▶ [DATA TO PROCESS]
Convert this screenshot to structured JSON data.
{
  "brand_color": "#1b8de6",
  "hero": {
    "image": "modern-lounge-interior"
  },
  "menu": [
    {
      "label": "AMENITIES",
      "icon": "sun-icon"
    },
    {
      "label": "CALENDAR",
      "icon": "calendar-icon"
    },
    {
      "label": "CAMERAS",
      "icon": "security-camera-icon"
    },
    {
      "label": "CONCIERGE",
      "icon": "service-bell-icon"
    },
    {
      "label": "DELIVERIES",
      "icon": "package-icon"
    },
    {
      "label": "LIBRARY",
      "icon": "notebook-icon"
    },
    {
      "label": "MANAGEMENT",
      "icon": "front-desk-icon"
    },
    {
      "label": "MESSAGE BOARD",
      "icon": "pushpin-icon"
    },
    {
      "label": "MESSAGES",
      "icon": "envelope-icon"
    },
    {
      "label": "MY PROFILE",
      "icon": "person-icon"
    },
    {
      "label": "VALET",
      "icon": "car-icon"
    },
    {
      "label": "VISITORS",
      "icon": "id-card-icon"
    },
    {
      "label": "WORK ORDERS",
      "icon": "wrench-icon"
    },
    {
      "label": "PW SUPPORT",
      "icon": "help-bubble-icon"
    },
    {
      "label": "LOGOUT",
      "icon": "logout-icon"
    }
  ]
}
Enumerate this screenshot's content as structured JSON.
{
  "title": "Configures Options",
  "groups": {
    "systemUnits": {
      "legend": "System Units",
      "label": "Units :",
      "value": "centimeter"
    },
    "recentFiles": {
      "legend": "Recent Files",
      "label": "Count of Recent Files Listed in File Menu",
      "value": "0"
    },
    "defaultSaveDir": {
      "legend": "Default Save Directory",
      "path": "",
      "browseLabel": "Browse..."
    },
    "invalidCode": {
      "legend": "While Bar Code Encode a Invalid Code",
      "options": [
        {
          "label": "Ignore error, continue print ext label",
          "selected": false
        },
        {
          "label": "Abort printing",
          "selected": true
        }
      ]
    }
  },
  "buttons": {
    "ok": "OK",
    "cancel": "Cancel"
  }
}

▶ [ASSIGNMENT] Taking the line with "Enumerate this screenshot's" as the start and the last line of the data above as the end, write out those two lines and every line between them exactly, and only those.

▶ [TASK RESULT]
Enumerate this screenshot's content as structured JSON.
{
  "title": "Configures Options",
  "groups": {
    "systemUnits": {
      "legend": "System Units",
      "label": "Units :",
      "value": "centimeter"
    },
    "recentFiles": {
      "legend": "Recent Files",
      "label": "Count of Recent Files Listed in File Menu",
      "value": "0"
    },
    "defaultSaveDir": {
      "legend": "Default Save Directory",
      "path": "",
      "browseLabel": "Browse..."
    },
    "invalidCode": {
      "legend": "While Bar Code Encode a Invalid Code",
      "options": [
        {
          "label": "Ignore error, continue print ext label",
          "selected": false
        },
        {
          "label": "Abort printing",
          "selected": true
        }
      ]
    }
  },
  "buttons": {
    "ok": "OK",
    "cancel": "Cancel"
  }
}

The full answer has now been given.